The recycling of rigid plastics climbed 10 percent in 2012 to more than 1 billion pounds.
The total of 1.02 billion pounds triples the amount recycled in 2007 when the industry began tracking rigid plastics recycling, according the latest study by Moore Recycling Associates Inc., Sonoma, Calif.
The report said the increase of 82 million pounds from 2011 occurred because of the growth in plastics collection beyond bottles from municipalities in the United States, according to a news release.
“Tripling the recycling rate for rigid plastics in just six years is an amazing accomplishment,” said Steve Alexander, executive director of the Association of Postconsumer Plastics Recyclers (APR). “In a short period of time, rigids have become the fastest growing category of plastics recycling, and we’re excited about the future.”
About 57 percent of the rigid plastics collected was processed in the United States and Canada. The remainder was exported, primarily to China. Recycling statistics in 2012 were not affected by China’s Green Fence policy, which began in February 2013.
Polypropylene and polyethylene plastics comprise the largest portion (72 percent) of postconsumer rigid plastics collected in the United States. Polypropylene accounted for 38 percent of all rigid plastics recycled and high-density polyethylene (HDPE) 34 percent.
“We are thrilled to see this kind of growth in rigid plastics recycling,” said Steve Russell, vice president of plastics for the American Chemistry Council.

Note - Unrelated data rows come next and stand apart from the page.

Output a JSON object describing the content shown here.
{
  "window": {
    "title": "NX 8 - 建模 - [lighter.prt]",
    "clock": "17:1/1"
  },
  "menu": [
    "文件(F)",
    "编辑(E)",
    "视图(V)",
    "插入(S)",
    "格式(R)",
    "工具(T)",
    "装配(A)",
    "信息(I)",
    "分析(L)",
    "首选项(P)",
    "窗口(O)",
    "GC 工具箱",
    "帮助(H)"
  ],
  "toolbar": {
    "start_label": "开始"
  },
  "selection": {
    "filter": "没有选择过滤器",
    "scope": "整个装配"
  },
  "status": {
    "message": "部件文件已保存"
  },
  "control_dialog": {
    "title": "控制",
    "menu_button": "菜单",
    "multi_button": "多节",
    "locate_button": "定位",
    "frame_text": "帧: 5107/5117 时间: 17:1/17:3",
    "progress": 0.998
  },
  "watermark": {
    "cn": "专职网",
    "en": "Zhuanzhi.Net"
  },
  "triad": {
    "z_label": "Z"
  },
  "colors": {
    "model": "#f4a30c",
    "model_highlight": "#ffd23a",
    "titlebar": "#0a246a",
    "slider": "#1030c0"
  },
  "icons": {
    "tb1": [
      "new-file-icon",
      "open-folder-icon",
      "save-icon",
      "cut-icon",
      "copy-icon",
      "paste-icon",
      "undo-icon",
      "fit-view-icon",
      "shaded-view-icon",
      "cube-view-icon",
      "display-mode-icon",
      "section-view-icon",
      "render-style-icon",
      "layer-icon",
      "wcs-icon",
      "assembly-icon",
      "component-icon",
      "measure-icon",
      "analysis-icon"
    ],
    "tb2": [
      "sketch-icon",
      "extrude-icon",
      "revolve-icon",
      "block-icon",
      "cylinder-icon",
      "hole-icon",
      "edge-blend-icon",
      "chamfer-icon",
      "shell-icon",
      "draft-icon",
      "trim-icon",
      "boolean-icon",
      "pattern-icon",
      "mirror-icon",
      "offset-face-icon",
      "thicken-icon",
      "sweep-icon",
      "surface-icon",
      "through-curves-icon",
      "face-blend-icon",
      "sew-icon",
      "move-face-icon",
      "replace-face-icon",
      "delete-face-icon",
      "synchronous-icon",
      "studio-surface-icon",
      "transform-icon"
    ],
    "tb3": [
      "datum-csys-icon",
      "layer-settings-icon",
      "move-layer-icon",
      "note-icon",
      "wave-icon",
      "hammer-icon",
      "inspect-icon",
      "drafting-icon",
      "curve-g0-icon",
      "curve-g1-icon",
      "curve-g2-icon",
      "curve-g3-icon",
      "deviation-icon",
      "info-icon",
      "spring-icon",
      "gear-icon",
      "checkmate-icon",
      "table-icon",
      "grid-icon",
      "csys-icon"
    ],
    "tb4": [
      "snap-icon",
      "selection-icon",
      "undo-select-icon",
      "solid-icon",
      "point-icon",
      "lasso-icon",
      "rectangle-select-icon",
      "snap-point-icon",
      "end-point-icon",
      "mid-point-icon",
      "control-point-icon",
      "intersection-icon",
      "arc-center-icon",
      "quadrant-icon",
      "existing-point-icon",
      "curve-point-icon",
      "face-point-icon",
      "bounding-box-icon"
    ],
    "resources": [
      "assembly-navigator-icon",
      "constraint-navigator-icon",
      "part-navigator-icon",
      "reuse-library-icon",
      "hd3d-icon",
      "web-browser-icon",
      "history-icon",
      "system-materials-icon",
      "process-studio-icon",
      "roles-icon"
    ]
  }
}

A separate Moore Recycling report stated that more than 60 percent of Americans have local access to a recycling program that collects rigid plastics.